    Scott wrote:

    I do tend to take issue with the idea that Yuja is in any part a product of any Star making machinery. Quite the opposite. She was discovered by an agent from Opus 3 while at Curtis at 15. Opus 3 is possibly the largest agency for classical artists and she was not given any partial treatment. She was lowest on the totem poll. Earl Blackburn, the agent who scouted her and signed her recognized her talent and acted accordingly by bravely offering her as a last minute substitute for the likes of Martha Argerich and Radu Lupo. And was willing to have her play the concertos that were already chosen with virtually no time to prep.

    He threw her to the wolves fully believing she would blow away the audiences and the critics.
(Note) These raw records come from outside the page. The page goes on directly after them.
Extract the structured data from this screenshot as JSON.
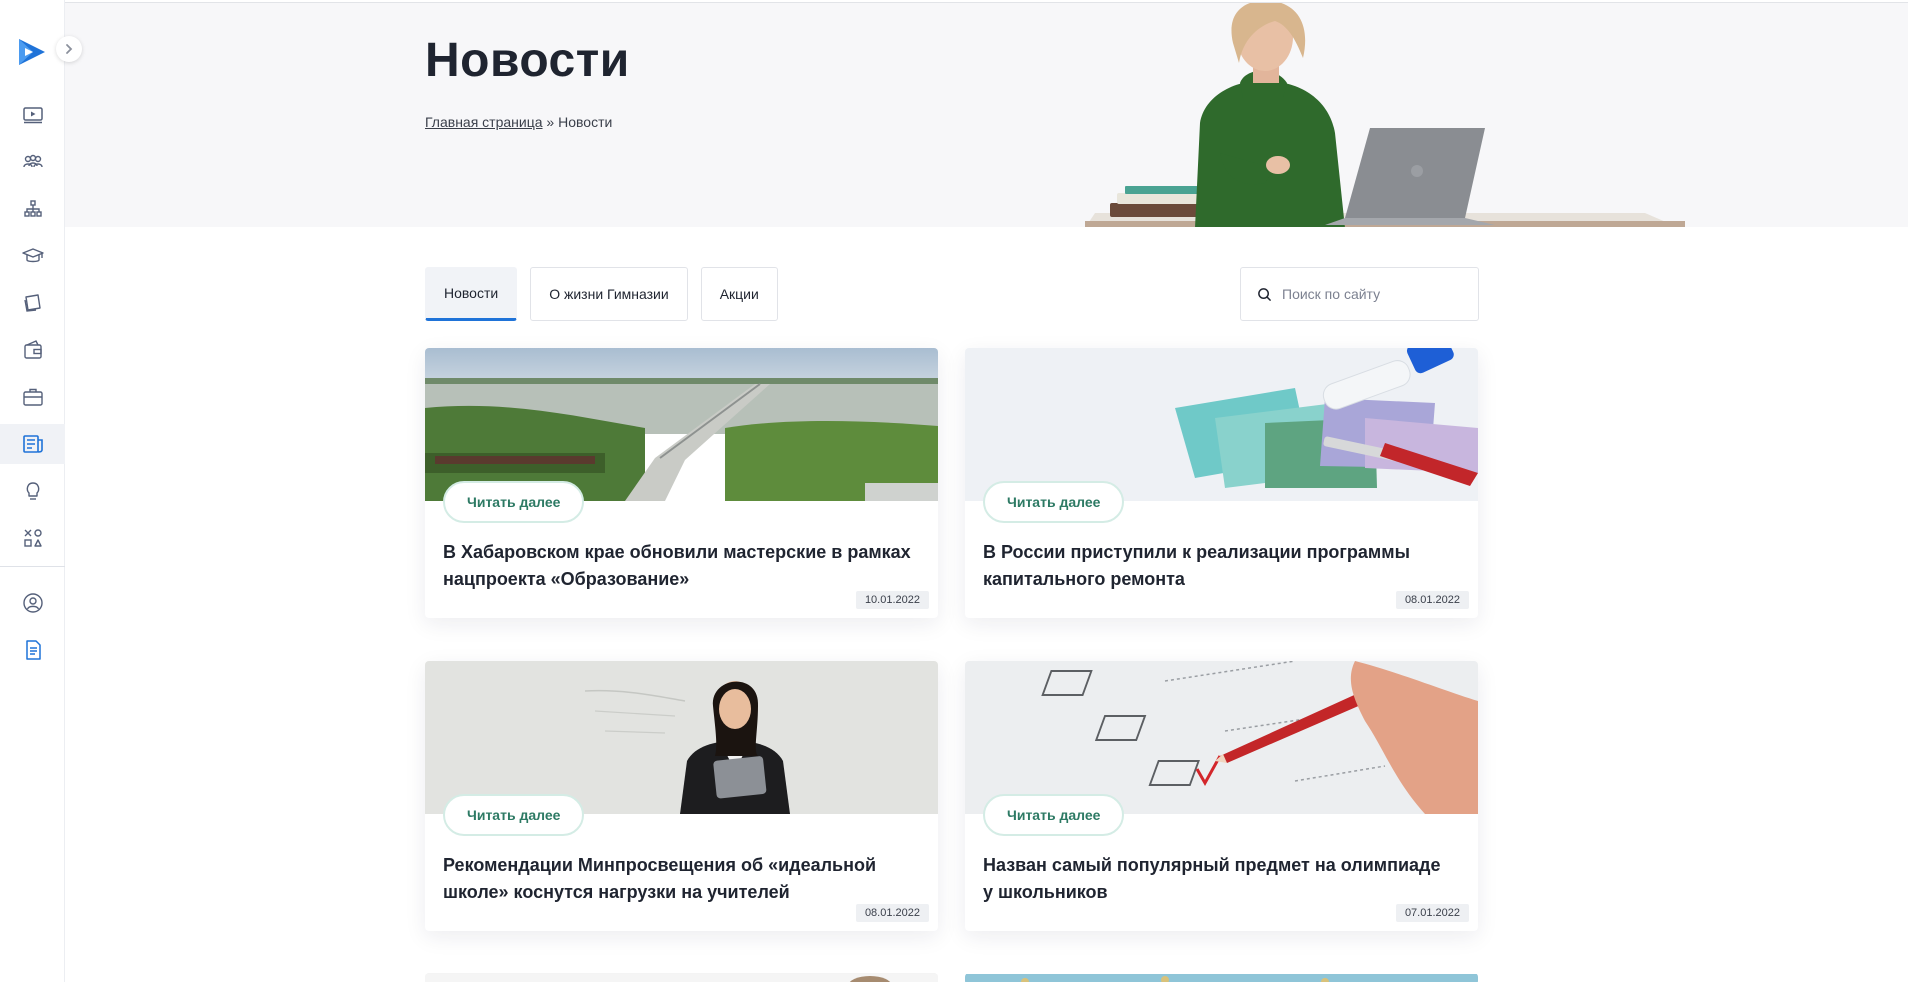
{
  "sidebar": {
    "items": [
      {
        "icon": "video-lesson-icon",
        "active": false
      },
      {
        "icon": "community-icon",
        "active": false
      },
      {
        "icon": "hierarchy-icon",
        "active": false
      },
      {
        "icon": "graduation-cap-icon",
        "active": false
      },
      {
        "icon": "cards-icon",
        "active": false
      },
      {
        "icon": "wallet-icon",
        "active": false
      },
      {
        "icon": "briefcase-icon",
        "active": false
      },
      {
        "icon": "news-icon",
        "active": true
      },
      {
        "icon": "lightbulb-icon",
        "active": false
      },
      {
        "icon": "tools-icon",
        "active": false
      }
    ],
    "bottom_items": [
      {
        "icon": "profile-icon"
      },
      {
        "icon": "document-icon"
      }
    ],
    "accent": "#1f73d8"
  },
  "header": {
    "title": "Новости",
    "breadcrumb_home": "Главная страница",
    "breadcrumb_sep": "»",
    "breadcrumb_current": "Новости"
  },
  "tabs": [
    {
      "label": "Новости",
      "active": true
    },
    {
      "label": "О жизни Гимназии",
      "active": false
    },
    {
      "label": "Акции",
      "active": false
    }
  ],
  "search": {
    "placeholder": "Поиск по сайту"
  },
  "cards": [
    {
      "title": "В Хабаровском крае обновили мастерские в рамках нацпроекта «Образование»",
      "date": "10.01.2022",
      "button": "Читать далее"
    },
    {
      "title": "В России приступили к реализации программы капитального ремонта",
      "date": "08.01.2022",
      "button": "Читать далее"
    },
    {
      "title": "Рекомендации Минпросвещения об «идеальной школе» коснутся нагрузки на учителей",
      "date": "08.01.2022",
      "button": "Читать далее"
    },
    {
      "title": "Назван самый популярный предмет на олимпиаде у школьников",
      "date": "07.01.2022",
      "button": "Читать далее"
    }
  ]
}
And so it went.

    She has spent most of her career without any publicist. And IMO has been until recently almost neglected by her label DG. There just hasn't been any machinery in her case. No grooming for stardom, no hype and definitely no plan.